● **Exercise details**
The entries below should be output exactly as written.

(Stored data)
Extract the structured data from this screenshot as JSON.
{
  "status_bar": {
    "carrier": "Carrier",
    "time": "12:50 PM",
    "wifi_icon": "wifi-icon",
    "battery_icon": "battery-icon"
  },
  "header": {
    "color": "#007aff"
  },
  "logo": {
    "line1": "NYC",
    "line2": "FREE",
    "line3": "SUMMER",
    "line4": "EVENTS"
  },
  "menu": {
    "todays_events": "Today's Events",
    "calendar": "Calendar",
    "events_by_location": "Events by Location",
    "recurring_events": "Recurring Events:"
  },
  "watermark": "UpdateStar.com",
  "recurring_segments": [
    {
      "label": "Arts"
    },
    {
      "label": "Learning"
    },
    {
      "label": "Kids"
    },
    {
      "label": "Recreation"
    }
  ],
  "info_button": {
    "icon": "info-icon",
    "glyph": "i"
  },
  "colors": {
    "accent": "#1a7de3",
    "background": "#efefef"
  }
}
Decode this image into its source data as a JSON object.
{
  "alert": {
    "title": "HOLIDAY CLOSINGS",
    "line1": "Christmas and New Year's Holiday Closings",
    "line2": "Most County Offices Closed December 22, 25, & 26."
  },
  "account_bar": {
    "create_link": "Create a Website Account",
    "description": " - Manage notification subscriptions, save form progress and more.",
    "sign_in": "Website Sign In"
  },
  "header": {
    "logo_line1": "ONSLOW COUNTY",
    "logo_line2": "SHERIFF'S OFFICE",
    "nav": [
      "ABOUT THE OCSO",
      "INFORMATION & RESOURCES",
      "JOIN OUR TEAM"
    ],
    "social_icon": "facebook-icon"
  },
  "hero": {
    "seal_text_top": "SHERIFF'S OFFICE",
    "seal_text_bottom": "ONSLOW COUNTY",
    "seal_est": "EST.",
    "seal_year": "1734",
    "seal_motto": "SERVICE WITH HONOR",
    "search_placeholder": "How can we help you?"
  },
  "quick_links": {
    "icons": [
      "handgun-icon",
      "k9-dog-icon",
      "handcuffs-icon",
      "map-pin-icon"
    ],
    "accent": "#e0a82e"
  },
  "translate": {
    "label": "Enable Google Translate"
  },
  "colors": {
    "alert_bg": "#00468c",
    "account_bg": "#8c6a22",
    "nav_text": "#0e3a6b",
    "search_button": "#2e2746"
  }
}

● **Finished task**
Extract the structured data from this screenshot as JSON.
{
  "status_bar": {
    "carrier": "Carrier",
    "time": "12:50 PM",
    "wifi_icon": "wifi-icon",
    "battery_icon": "battery-icon"
  },
  "header": {
    "color": "#007aff"
  },
  "logo": {
    "line1": "NYC",
    "line2": "FREE",
    "line3": "SUMMER",
    "line4": "EVENTS"
  },
  "menu": {
    "todays_events": "Today's Events",
    "calendar": "Calendar",
    "events_by_location": "Events by Location",
    "recurring_events": "Recurring Events:"
  },
  "watermark": "UpdateStar.com",
  "recurring_segments": [
    {
      "label": "Arts"
    },
    {
      "label": "Learning"
    },
    {
      "label": "Kids"
    },
    {
      "label": "Recreation"
    }
  ],
  "info_button": {
    "icon": "info-icon",
    "glyph": "i"
  },
  "colors": {
    "accent": "#1a7de3",
    "background": "#efefef"
  }
}
Decode this image into its source data as a JSON object.
{
  "alert": {
    "title": "HOLIDAY CLOSINGS",
    "line1": "Christmas and New Year's Holiday Closings",
    "line2": "Most County Offices Closed December 22, 25, & 26."
  },
  "account_bar": {
    "create_link": "Create a Website Account",
    "description": " - Manage notification subscriptions, save form progress and more.",
    "sign_in": "Website Sign In"
  },
  "header": {
    "logo_line1": "ONSLOW COUNTY",
    "logo_line2": "SHERIFF'S OFFICE",
    "nav": [
      "ABOUT THE OCSO",
      "INFORMATION & RESOURCES",
      "JOIN OUR TEAM"
    ],
    "social_icon": "facebook-icon"
  },
  "hero": {
    "seal_text_top": "SHERIFF'S OFFICE",
    "seal_text_bottom": "ONSLOW COUNTY",
    "seal_est": "EST.",
    "seal_year": "1734",
    "seal_motto": "SERVICE WITH HONOR",
    "search_placeholder": "How can we help you?"
  },
  "quick_links": {
    "icons": [
      "handgun-icon",
      "k9-dog-icon",
      "handcuffs-icon",
      "map-pin-icon"
    ],
    "accent": "#e0a82e"
  },
  "translate": {
    "label": "Enable Google Translate"
  },
  "colors": {
    "alert_bg": "#00468c",
    "account_bg": "#8c6a22",
    "nav_text": "#0e3a6b",
    "search_button": "#2e2746"
  }
}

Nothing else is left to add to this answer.